[WORKING DATA Boundary: Start]

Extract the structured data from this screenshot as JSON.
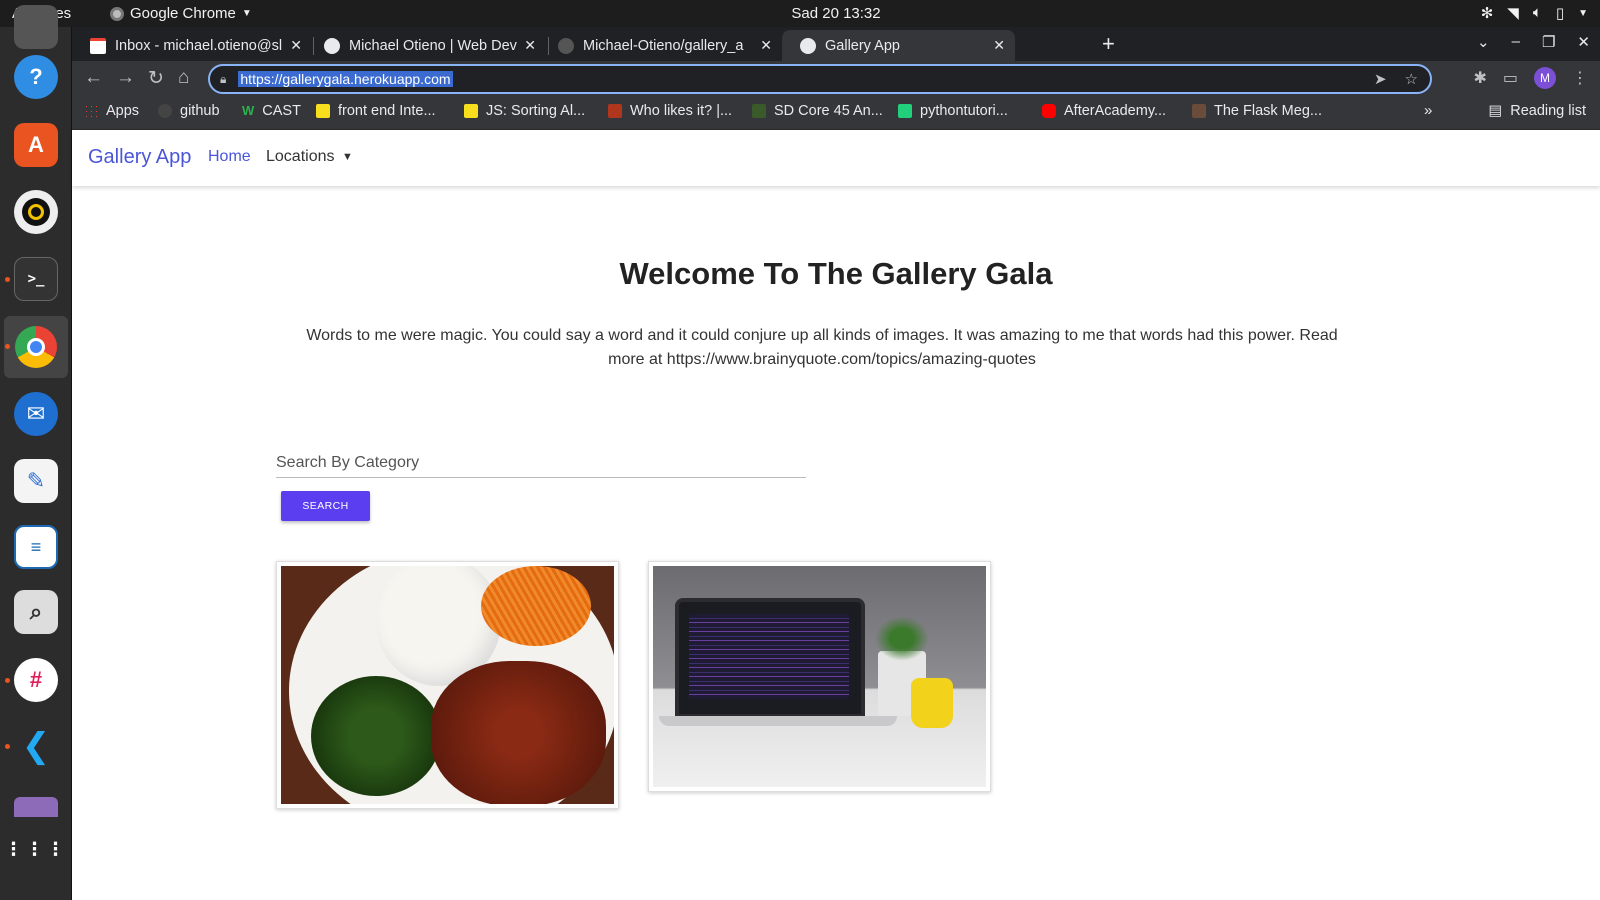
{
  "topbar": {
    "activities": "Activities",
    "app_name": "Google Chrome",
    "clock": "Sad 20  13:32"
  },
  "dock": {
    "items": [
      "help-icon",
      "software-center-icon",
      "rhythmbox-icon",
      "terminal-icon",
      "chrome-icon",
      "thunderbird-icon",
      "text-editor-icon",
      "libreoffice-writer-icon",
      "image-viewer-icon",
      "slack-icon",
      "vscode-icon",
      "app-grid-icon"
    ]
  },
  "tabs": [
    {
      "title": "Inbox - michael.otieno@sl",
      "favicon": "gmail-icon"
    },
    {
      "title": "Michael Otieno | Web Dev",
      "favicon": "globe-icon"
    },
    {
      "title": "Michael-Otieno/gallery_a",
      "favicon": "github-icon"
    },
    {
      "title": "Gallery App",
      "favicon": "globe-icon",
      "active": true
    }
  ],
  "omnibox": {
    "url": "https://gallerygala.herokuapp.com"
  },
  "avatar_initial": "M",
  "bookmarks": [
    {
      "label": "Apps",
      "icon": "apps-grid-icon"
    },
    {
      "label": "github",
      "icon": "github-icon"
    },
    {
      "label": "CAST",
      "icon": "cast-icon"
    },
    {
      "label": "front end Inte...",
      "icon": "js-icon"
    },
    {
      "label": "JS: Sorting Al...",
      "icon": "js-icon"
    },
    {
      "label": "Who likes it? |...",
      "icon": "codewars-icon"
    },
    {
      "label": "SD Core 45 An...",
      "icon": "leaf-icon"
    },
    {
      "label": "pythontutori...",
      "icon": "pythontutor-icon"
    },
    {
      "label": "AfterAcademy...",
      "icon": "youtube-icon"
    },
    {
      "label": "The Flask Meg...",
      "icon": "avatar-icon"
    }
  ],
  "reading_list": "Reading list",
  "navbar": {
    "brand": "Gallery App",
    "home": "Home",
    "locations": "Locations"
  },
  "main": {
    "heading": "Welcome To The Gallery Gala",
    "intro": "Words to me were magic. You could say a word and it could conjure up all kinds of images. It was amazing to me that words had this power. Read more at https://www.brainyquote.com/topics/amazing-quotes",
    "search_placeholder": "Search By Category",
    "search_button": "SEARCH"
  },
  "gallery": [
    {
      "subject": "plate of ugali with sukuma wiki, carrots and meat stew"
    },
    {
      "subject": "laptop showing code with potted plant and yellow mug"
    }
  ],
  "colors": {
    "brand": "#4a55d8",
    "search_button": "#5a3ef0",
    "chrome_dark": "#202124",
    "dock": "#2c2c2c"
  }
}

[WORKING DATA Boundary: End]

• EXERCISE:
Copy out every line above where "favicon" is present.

• THE COMPLETED TASK:
      "favicon": "gmail-icon"
      "favicon": "globe-icon"
      "favicon": "github-icon"
      "favicon": "globe-icon",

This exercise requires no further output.